If you or your passenger are injured in a motor vehicle collision, most medical providers will be unwilling to just wait for settlement of a liability claim before they are paid. While some may agree to provide treatment on a lien against the liability claim, it gets a lot trickier when surgery or other highly expensive treatment is needed. Even if the injured person has health insurance, high deductibles may be involved and some health insurance policies exclude coverage for motor vehicle accident injuries.
One means of paying medical expenses for injuries in car wrecks is medical payments coverage in an auto insurance policy. Though it is not compulsory for automobile insurance coverage in Georgia, it is specifically regulated by statute where it is provided. O.C.G.A. §33-34-2(1) provides as follows:
“Medical payments coverage” includes any coverage in which the insurer agrees to reimburse the insured and others for reasonable and necessary medical expenses and funeral expenses incurred as a result of bodily injury or death caused by a motor vehicle accident, without regard to the insured's liability for the accident. Coverage shall be available to the named insured, resident spouse, and any resident relative while occupying the covered motor vehicle, and to any other person legally occupying a covered motor vehicle.
This is different from “no fault” coverage that is required under the laws of some states, and was part of Georgia law for a long time.
Although by statute this coverage (sometimes referred to as “med pay”) is only required to cover named insureds and resident relatives while in the covered vehicle, policies will sometimes extend the coverage to those individuals in any vehicle or as a pedestrian. Claims against an insurer for bad-faith failure to pay medical payments benefits are subject to O.C.G.A. §33-4-6.
Because it is a first-party coverage, insureds seeking medical payment benefits must generally comply with policy terms or else risk a coverage defense arising from non-compliance. These terms may include submission of a medical authorization to allow the insurer to obtain medical records and bills, as well as submitting to an insurer's request for an examination under oath or recorded statement.
Under O.C.G.A. §33-7-11(i), insurers are authorized to include “non-duplication of coverage”provisions in uninsured motorist policies for benefits paid under medical payments coverage or the workers’ compensation law. Insurers have argued that such provisions entitle them to an offset or reduction of uninsured motorist coverage to the extent of these other payments.
In Mabry v. State Farm, 334 Ga.App. 785, 780 S.E.2d 533 (2015, however, the Court of Appeals ruled that such non-duplication provisions did not prevent an insured from seeking the full amount of coverage where the damages arose from other categories of damages to which the medical payments or workers’ compensation benefits did not apply, such as pain and suffering and future medical expenses. This was true even though the medical payments and workers’compensation benefits substantially exceeded the amount of uninsured motorist coverage.

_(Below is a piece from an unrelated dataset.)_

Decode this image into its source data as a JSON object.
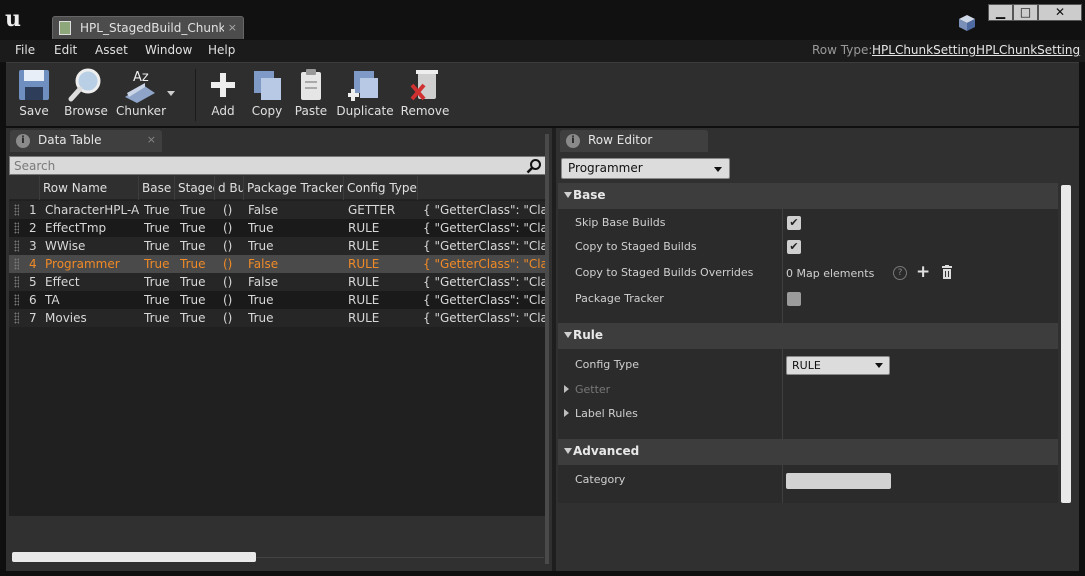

Thus, contrary to the position often taken by insurers, O.C.G.A. §33-7-11(i) does not allow an absolute offset for any such benefits paid, but merely precludes recovery for those benefits without affecting the availability of uninsured motorist coverage for other damages.
Medical payments coverage may also be involved in non-automobile insurance contexts. Many business insurance and homeowners' policies contain this coverage, although it often excludes injuries to employees of the business and residents of the household.
Ken Shigley is a past chair of the Tort & Insurance Practice Section of the State Bar of Georgia and the Georgia Insurance Law Institute. He worked a decade in a law firm that represented numerous insurance companies in both defense of injury and death cases and in insurance coverage litigation. He is also a past president of the State Bar of Georgia with a long list of professional honors and distinctions.